Is SDR accessible through the internet a violation of GDPR? Hard for me to understand why relaying ADS-B would be different (considering the sdr data is inclusive of the ADS-B data)

tialaramex12 hours ago

I'm going to guess that collecting / organising the data is a problem.

Data Protection laws, and I believe the GDPR is the same, aren't interested in just stuff you've got, for example if you write a blog, and you mention that you saw Jim at the weekend and his sister is apparently pregnant, these laws do not consider that you've got a database there with a single row ("Jim's sister" "Pregnant") which needs to be treated as PII and have Subject access requirements etc. You're not really collecting pregnancy status data about women, you just have a blog post.

Whereas if I build a scraper, and I search thousands of blogs and correlate stuff to build a Postgres DB with "Jim's sister" "Pregnant" as one of dozens of rows, that is the sort of thing these laws care about.

So I can imagine that likewise "Here are radio signals I am receiving" looks like public information, no big deal, whereas "Here is a database of records I gathered by studying the past 24 hours of radio signals" is different.

wkat42429 hours ago

Why? GDPR is about personal data. This data is about airplanes, not people.

gggggg59 hours ago

Because the data can often easily be tied to specific people.

You also can't set up a camera on the side of the road and store peoples registration plates and times when they drove past.

You could also easily track cellphone IMEIs and locations in the same way these services track aircraft, that's not gonna fly either.

Obviously you'll be completely fine if you only store data on commercial aviation, general aviation will pretty much immediately veer into GDPR territory.

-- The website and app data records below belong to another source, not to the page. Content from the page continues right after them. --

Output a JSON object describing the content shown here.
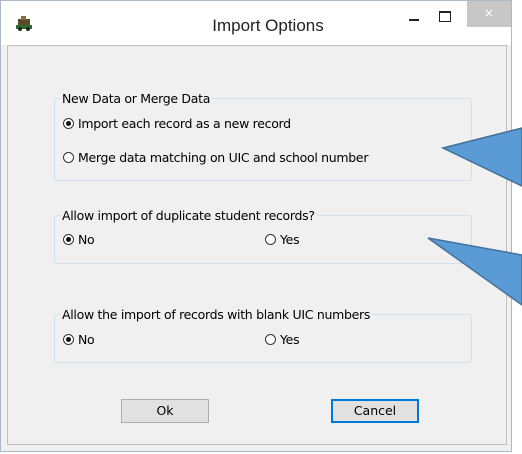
{
  "window": {
    "title": "Import Options",
    "close_glyph": "×"
  },
  "group_new_merge": {
    "label": "New Data or Merge Data",
    "options": [
      {
        "label": "Import each record as a new record",
        "selected": true
      },
      {
        "label": "Merge data matching on UIC and school number",
        "selected": false
      }
    ]
  },
  "group_duplicates": {
    "label": "Allow import of duplicate student records?",
    "options": [
      {
        "label": "No",
        "selected": true
      },
      {
        "label": "Yes",
        "selected": false
      }
    ]
  },
  "group_blank_uic": {
    "label": "Allow the import of records with blank UIC numbers",
    "options": [
      {
        "label": "No",
        "selected": true
      },
      {
        "label": "Yes",
        "selected": false
      }
    ]
  },
  "buttons": {
    "ok": "Ok",
    "cancel": "Cancel"
  },
  "icons": [
    "app-icon",
    "minimize-icon",
    "maximize-icon",
    "close-icon"
  ],
  "colors": {
    "callout_fill": "#5b9bd5",
    "callout_stroke": "#41719c",
    "close_button": "#c7c7c7",
    "default_button_border": "#0078d7"
  }
}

wkat42428 hours ago
reallymental7 hours ago

Is there any service like this for AIS data?